──────── DATA SECTION ────────

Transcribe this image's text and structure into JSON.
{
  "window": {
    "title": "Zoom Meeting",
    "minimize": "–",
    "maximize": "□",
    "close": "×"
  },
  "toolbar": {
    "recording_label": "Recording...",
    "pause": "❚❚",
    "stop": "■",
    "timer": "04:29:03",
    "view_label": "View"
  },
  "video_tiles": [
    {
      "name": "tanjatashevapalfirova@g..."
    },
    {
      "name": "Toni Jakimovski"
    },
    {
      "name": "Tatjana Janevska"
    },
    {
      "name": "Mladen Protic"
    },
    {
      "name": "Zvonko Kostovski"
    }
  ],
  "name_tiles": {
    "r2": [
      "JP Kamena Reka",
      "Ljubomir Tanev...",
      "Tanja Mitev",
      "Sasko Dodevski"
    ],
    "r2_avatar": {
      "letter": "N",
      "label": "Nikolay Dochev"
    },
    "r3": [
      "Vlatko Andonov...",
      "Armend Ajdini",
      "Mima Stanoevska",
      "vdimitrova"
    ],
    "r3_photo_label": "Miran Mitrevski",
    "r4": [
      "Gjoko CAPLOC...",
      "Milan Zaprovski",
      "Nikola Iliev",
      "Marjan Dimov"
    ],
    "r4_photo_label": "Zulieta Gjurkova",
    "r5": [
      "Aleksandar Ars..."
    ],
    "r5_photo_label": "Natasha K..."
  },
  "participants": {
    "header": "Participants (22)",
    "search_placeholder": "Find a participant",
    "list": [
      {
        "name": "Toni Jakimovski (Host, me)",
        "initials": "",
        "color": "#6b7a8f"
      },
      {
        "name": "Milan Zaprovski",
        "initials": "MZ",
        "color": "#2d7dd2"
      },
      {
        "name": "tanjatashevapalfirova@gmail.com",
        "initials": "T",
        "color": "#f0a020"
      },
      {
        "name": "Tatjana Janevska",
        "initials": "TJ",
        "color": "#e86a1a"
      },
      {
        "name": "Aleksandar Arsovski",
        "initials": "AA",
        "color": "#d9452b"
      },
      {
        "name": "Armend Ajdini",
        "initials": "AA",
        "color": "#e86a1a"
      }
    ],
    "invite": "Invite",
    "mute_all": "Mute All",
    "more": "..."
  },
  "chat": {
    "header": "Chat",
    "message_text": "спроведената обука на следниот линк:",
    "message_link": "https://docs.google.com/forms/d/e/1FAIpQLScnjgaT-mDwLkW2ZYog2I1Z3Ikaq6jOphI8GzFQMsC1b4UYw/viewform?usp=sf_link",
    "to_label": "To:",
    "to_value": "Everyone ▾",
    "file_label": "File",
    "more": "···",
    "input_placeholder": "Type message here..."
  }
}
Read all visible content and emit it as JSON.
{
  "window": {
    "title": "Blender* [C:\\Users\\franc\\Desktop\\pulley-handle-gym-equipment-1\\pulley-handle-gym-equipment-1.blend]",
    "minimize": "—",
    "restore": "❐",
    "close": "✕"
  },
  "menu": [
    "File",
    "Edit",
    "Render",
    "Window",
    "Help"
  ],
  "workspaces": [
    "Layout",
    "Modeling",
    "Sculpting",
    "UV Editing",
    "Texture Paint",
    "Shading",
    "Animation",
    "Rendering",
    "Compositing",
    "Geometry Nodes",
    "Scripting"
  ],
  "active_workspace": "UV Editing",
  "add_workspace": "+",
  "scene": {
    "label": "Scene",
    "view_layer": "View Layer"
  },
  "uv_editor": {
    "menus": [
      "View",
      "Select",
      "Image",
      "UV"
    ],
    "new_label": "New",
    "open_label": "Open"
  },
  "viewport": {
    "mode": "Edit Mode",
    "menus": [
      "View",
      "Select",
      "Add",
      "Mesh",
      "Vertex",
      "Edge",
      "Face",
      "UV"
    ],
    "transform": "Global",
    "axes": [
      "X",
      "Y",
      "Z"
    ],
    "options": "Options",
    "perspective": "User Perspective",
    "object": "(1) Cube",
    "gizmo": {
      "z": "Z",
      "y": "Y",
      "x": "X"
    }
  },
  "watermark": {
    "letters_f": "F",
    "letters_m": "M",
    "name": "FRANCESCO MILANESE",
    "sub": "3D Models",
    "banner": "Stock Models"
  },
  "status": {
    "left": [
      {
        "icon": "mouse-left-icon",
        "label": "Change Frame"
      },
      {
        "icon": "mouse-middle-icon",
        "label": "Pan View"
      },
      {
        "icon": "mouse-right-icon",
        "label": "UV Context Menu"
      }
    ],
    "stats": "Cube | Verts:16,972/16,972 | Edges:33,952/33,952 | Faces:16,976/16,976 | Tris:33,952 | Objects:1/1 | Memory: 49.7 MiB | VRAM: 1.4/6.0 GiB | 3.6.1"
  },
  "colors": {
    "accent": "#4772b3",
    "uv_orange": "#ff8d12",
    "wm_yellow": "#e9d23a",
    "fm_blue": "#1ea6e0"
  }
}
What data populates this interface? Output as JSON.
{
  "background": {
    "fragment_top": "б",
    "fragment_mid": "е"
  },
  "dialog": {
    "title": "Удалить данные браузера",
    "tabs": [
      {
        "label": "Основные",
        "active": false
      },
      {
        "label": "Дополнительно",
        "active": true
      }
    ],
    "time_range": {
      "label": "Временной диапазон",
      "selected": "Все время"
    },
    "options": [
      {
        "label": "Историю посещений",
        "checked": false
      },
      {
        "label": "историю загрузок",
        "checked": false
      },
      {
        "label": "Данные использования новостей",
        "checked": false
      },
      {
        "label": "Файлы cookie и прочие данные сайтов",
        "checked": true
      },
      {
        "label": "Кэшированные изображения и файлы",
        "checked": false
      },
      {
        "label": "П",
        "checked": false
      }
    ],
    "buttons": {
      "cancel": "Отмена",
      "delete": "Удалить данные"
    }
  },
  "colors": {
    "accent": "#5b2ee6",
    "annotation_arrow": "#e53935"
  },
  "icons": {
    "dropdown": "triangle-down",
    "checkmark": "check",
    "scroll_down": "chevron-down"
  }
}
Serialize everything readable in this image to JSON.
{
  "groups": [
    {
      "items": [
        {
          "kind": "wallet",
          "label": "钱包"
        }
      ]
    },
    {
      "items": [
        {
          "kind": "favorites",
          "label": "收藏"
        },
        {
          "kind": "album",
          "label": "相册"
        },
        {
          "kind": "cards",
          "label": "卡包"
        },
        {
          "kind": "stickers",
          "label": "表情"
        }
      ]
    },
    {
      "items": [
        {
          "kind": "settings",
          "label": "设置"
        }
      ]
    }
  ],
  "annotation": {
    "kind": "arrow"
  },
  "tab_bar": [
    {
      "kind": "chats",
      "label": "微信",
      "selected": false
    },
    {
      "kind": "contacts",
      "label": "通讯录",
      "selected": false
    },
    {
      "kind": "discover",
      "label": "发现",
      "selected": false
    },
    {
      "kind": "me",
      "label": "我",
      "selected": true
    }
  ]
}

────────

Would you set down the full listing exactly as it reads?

**RESULT BELOW:**
Transcribe this image's text and structure into JSON.
{
  "window": {
    "title": "Zoom Meeting",
    "minimize": "–",
    "maximize": "□",
    "close": "×"
  },
  "toolbar": {
    "recording_label": "Recording...",
    "pause": "❚❚",
    "stop": "■",
    "timer": "04:29:03",
    "view_label": "View"
  },
  "video_tiles": [
    {
      "name": "tanjatashevapalfirova@g..."
    },
    {
      "name": "Toni Jakimovski"
    },
    {
      "name": "Tatjana Janevska"
    },
    {
      "name": "Mladen Protic"
    },
    {
      "name": "Zvonko Kostovski"
    }
  ],
  "name_tiles": {
    "r2": [
      "JP Kamena Reka",
      "Ljubomir Tanev...",
      "Tanja Mitev",
      "Sasko Dodevski"
    ],
    "r2_avatar": {
      "letter": "N",
      "label": "Nikolay Dochev"
    },
    "r3": [
      "Vlatko Andonov...",
      "Armend Ajdini",
      "Mima Stanoevska",
      "vdimitrova"
    ],
    "r3_photo_label": "Miran Mitrevski",
    "r4": [
      "Gjoko CAPLOC...",
      "Milan Zaprovski",
      "Nikola Iliev",
      "Marjan Dimov"
    ],
    "r4_photo_label": "Zulieta Gjurkova",
    "r5": [
      "Aleksandar Ars..."
    ],
    "r5_photo_label": "Natasha K..."
  },
  "participants": {
    "header": "Participants (22)",
    "search_placeholder": "Find a participant",
    "list": [
      {
        "name": "Toni Jakimovski (Host, me)",
        "initials": "",
        "color": "#6b7a8f"
      },
      {
        "name": "Milan Zaprovski",
        "initials": "MZ",
        "color": "#2d7dd2"
      },
      {
        "name": "tanjatashevapalfirova@gmail.com",
        "initials": "T",
        "color": "#f0a020"
      },
      {
        "name": "Tatjana Janevska",
        "initials": "TJ",
        "color": "#e86a1a"
      },
      {
        "name": "Aleksandar Arsovski",
        "initials": "AA",
        "color": "#d9452b"
      },
      {
        "name": "Armend Ajdini",
        "initials": "AA",
        "color": "#e86a1a"
      }
    ],
    "invite": "Invite",
    "mute_all": "Mute All",
    "more": "..."
  },
  "chat": {
    "header": "Chat",
    "message_text": "спроведената обука на следниот линк:",
    "message_link": "https://docs.google.com/forms/d/e/1FAIpQLScnjgaT-mDwLkW2ZYog2I1Z3Ikaq6jOphI8GzFQMsC1b4UYw/viewform?usp=sf_link",
    "to_label": "To:",
    "to_value": "Everyone ▾",
    "file_label": "File",
    "more": "···",
    "input_placeholder": "Type message here..."
  }
}
Read all visible content and emit it as JSON.
{
  "window": {
    "title": "Blender* [C:\\Users\\franc\\Desktop\\pulley-handle-gym-equipment-1\\pulley-handle-gym-equipment-1.blend]",
    "minimize": "—",
    "restore": "❐",
    "close": "✕"
  },
  "menu": [
    "File",
    "Edit",
    "Render",
    "Window",
    "Help"
  ],
  "workspaces": [
    "Layout",
    "Modeling",
    "Sculpting",
    "UV Editing",
    "Texture Paint",
    "Shading",
    "Animation",
    "Rendering",
    "Compositing",
    "Geometry Nodes",
    "Scripting"
  ],
  "active_workspace": "UV Editing",
  "add_workspace": "+",
  "scene": {
    "label": "Scene",
    "view_layer": "View Layer"
  },
  "uv_editor": {
    "menus": [
      "View",
      "Select",
      "Image",
      "UV"
    ],
    "new_label": "New",
    "open_label": "Open"
  },
  "viewport": {
    "mode": "Edit Mode",
    "menus": [
      "View",
      "Select",
      "Add",
      "Mesh",
      "Vertex",
      "Edge",
      "Face",
      "UV"
    ],
    "transform": "Global",
    "axes": [
      "X",
      "Y",
      "Z"
    ],
    "options": "Options",
    "perspective": "User Perspective",
    "object": "(1) Cube",
    "gizmo": {
      "z": "Z",
      "y": "Y",
      "x": "X"
    }
  },
  "watermark": {
    "letters_f": "F",
    "letters_m": "M",
    "name": "FRANCESCO MILANESE",
    "sub": "3D Models",
    "banner": "Stock Models"
  },
  "status": {
    "left": [
      {
        "icon": "mouse-left-icon",
        "label": "Change Frame"
      },
      {
        "icon": "mouse-middle-icon",
        "label": "Pan View"
      },
      {
        "icon": "mouse-right-icon",
        "label": "UV Context Menu"
      }
    ],
    "stats": "Cube | Verts:16,972/16,972 | Edges:33,952/33,952 | Faces:16,976/16,976 | Tris:33,952 | Objects:1/1 | Memory: 49.7 MiB | VRAM: 1.4/6.0 GiB | 3.6.1"
  },
  "colors": {
    "accent": "#4772b3",
    "uv_orange": "#ff8d12",
    "wm_yellow": "#e9d23a",
    "fm_blue": "#1ea6e0"
  }
}
What data populates this interface? Output as JSON.
{
  "background": {
    "fragment_top": "б",
    "fragment_mid": "е"
  },
  "dialog": {
    "title": "Удалить данные браузера",
    "tabs": [
      {
        "label": "Основные",
        "active": false
      },
      {
        "label": "Дополнительно",
        "active": true
      }
    ],
    "time_range": {
      "label": "Временной диапазон",
      "selected": "Все время"
    },
    "options": [
      {
        "label": "Историю посещений",
        "checked": false
      },
      {
        "label": "историю загрузок",
        "checked": false
      },
      {
        "label": "Данные использования новостей",
        "checked": false
      },
      {
        "label": "Файлы cookie и прочие данные сайтов",
        "checked": true
      },
      {
        "label": "Кэшированные изображения и файлы",
        "checked": false
      },
      {
        "label": "П",
        "checked": false
      }
    ],
    "buttons": {
      "cancel": "Отмена",
      "delete": "Удалить данные"
    }
  },
  "colors": {
    "accent": "#5b2ee6",
    "annotation_arrow": "#e53935"
  },
  "icons": {
    "dropdown": "triangle-down",
    "checkmark": "check",
    "scroll_down": "chevron-down"
  }
}
Serialize everything readable in this image to JSON.
{
  "groups": [
    {
      "items": [
        {
          "kind": "wallet",
          "label": "钱包"
        }
      ]
    },
    {
      "items": [
        {
          "kind": "favorites",
          "label": "收藏"
        },
        {
          "kind": "album",
          "label": "相册"
        },
        {
          "kind": "cards",
          "label": "卡包"
        },
        {
          "kind": "stickers",
          "label": "表情"
        }
      ]
    },
    {
      "items": [
        {
          "kind": "settings",
          "label": "设置"
        }
      ]
    }
  ],
  "annotation": {
    "kind": "arrow"
  },
  "tab_bar": [
    {
      "kind": "chats",
      "label": "微信",
      "selected": false
    },
    {
      "kind": "contacts",
      "label": "通讯录",
      "selected": false
    },
    {
      "kind": "discover",
      "label": "发现",
      "selected": false
    },
    {
      "kind": "me",
      "label": "我",
      "selected": true
    }
  ]
}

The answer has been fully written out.